Brief.
Return every line from the records below in which the word "arrow" is found.

Records from a data collection.

----------

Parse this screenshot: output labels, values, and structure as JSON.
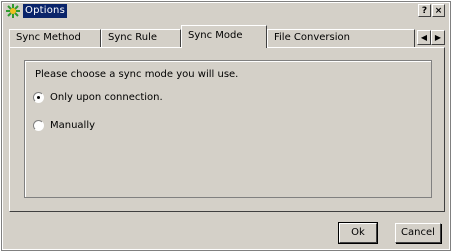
{
  "window": {
    "title": "Options",
    "help_label": "?",
    "close_label": "×"
  },
  "tabs": [
    {
      "label": "Sync Method",
      "active": false
    },
    {
      "label": "Sync Rule",
      "active": false
    },
    {
      "label": "Sync Mode",
      "active": true
    },
    {
      "label": "File Conversion",
      "active": false
    }
  ],
  "tab_scroll": {
    "left_icon": "left-arrow-icon",
    "right_icon": "right-arrow-icon"
  },
  "panel": {
    "prompt": "Please choose a sync mode you will use.",
    "options": [
      {
        "label": "Only upon connection.",
        "selected": true
      },
      {
        "label": "Manually",
        "selected": false
      }
    ]
  },
  "buttons": {
    "ok_label": "Ok",
    "cancel_label": "Cancel"
  },
  "colors": {
    "face": "#d4d0c8",
    "title_highlight": "#0a246a"
  }
}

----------

Reply to the exercise.
    "left_icon": "left-arrow-icon",
    "right_icon": "right-arrow-icon"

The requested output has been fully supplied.